D.J..: Talk about a loaded question! Ha! I don’t feel at all that season five was considered to be a “weaker season.” In terms of story lines and episodes, I feel that Season 5 was one of the strongest. If you’re going on ratings, “Numb3rs” consistently ensured that CBS consistently won Friday nights. We were usually the #1 show in our time slot. To answer the question though, I cannot confirm or deny that “Numb3rs” has been canceled.
JW: Fair enough! I had to ask. Is there anything else in particular you think fans of “Numb3rs” would find interesting that they probably don’t already know? Any interesting or funny stories you’d like to share?
D.J.: What I would like all of the “Numb3rs” fans to know is that I could not have asked for a better experience. Coming into the job, I had never worked on a television show before, so I did not really know what to expect. But I was welcomed into the “Numb3rs” family — and that’s what it really is, a family. I was not on set every day, but the times when I would be; to write out equations on a blackboard, or to create a graph, for example, I was never treated and never felt like an outsider. I loved being at “Numb3rs” and in turn, they loved having there!
JW: And fans loved watching; in fact, they still do! Thanks for the inside scoop, D.J.! I appreciate it!
D.J.: My pleasure, Jenn.
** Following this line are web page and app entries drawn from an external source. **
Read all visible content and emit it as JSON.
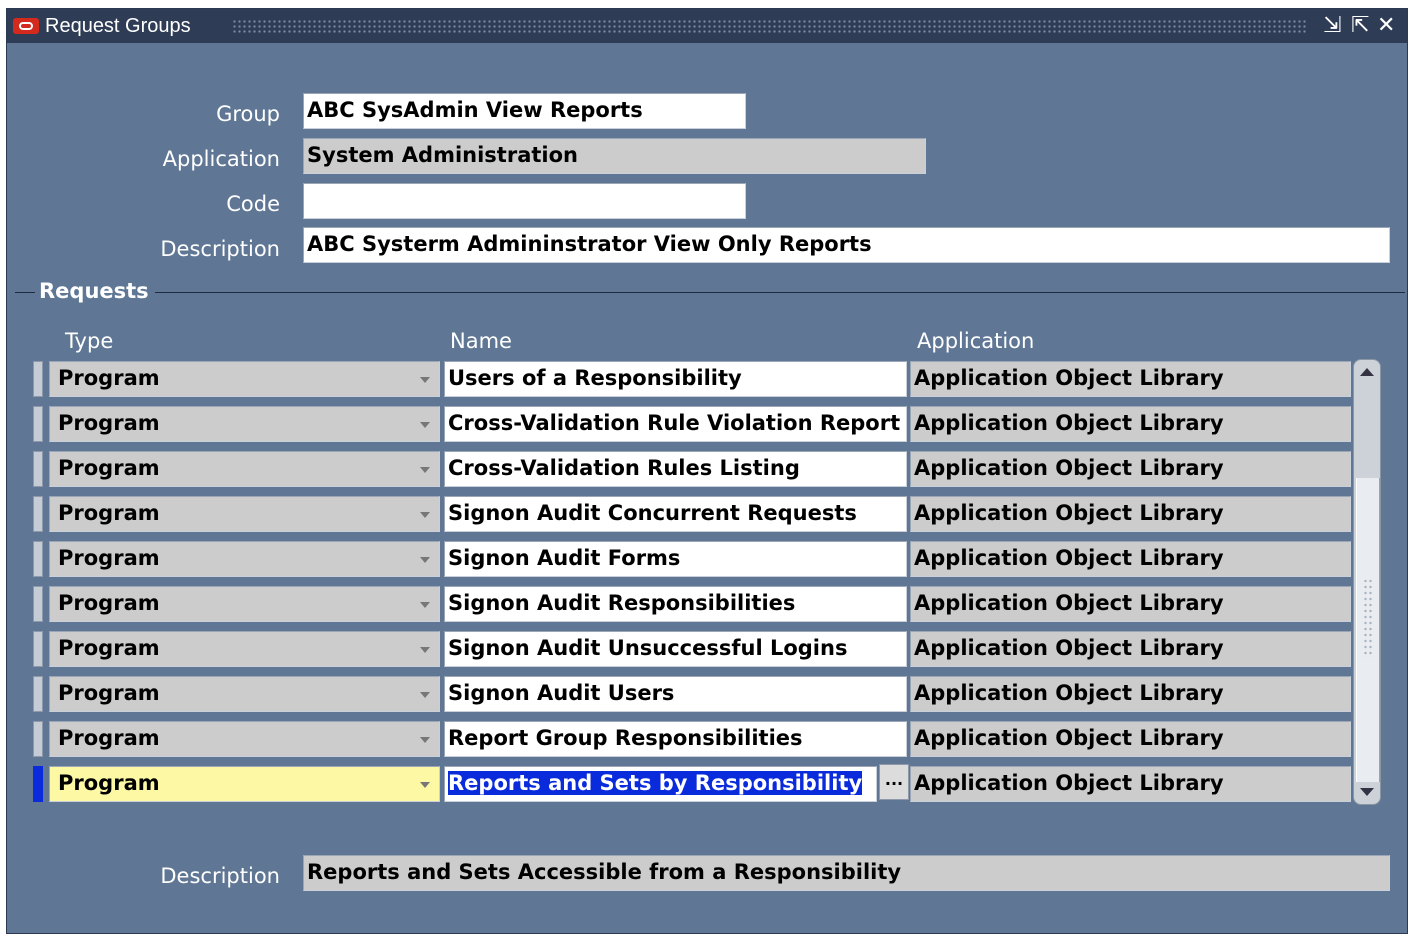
{
  "window": {
    "title": "Request Groups"
  },
  "form": {
    "group_label": "Group",
    "group_value": "ABC SysAdmin View Reports",
    "application_label": "Application",
    "application_value": "System Administration",
    "code_label": "Code",
    "code_value": "",
    "description_label": "Description",
    "description_value": "ABC Systerm Admininstrator View Only Reports"
  },
  "requests": {
    "section_title": "Requests",
    "columns": {
      "type": "Type",
      "name": "Name",
      "application": "Application"
    },
    "rows": [
      {
        "type": "Program",
        "name": "Users of a Responsibility",
        "application": "Application Object Library"
      },
      {
        "type": "Program",
        "name": "Cross-Validation Rule Violation Report",
        "application": "Application Object Library"
      },
      {
        "type": "Program",
        "name": "Cross-Validation Rules Listing",
        "application": "Application Object Library"
      },
      {
        "type": "Program",
        "name": "Signon Audit Concurrent Requests",
        "application": "Application Object Library"
      },
      {
        "type": "Program",
        "name": "Signon Audit Forms",
        "application": "Application Object Library"
      },
      {
        "type": "Program",
        "name": "Signon Audit Responsibilities",
        "application": "Application Object Library"
      },
      {
        "type": "Program",
        "name": "Signon Audit Unsuccessful Logins",
        "application": "Application Object Library"
      },
      {
        "type": "Program",
        "name": "Signon Audit Users",
        "application": "Application Object Library"
      },
      {
        "type": "Program",
        "name": "Report Group Responsibilities",
        "application": "Application Object Library"
      },
      {
        "type": "Program",
        "name": "Reports and Sets by Responsibility",
        "application": "Application Object Library"
      }
    ],
    "current_row_index": 9,
    "lov_button": "...",
    "description_label": "Description",
    "description_value": "Reports and Sets Accessible from a Responsibility"
  },
  "colors": {
    "window_bg": "#5f7795",
    "titlebar": "#2e3c55",
    "current_field": "#fdf8a4",
    "selection": "#0a2bdc"
  }
}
Like I said at the start of the interview, it truly has been one of the best experiences of my life!